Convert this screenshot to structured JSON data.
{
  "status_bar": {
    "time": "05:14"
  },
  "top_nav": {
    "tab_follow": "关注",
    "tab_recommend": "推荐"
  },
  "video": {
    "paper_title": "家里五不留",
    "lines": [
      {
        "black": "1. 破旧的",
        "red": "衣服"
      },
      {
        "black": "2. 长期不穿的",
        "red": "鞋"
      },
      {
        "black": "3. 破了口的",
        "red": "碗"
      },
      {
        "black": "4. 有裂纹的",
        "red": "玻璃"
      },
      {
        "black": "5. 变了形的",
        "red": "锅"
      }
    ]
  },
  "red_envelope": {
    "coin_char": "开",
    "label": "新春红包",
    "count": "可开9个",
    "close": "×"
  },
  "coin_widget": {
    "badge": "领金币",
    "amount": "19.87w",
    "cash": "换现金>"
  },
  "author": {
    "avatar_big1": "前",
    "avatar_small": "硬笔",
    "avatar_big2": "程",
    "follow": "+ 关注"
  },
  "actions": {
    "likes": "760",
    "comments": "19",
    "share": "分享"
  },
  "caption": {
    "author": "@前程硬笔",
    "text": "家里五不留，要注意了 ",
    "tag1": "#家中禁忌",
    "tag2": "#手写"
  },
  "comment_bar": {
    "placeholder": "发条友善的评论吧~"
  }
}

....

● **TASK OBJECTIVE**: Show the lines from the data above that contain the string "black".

● **TASK ANSWER**:
        "black": "1. 破旧的",
        "black": "2. 长期不穿的",
        "black": "3. 破了口的",
        "black": "4. 有裂纹的",
        "black": "5. 变了形的",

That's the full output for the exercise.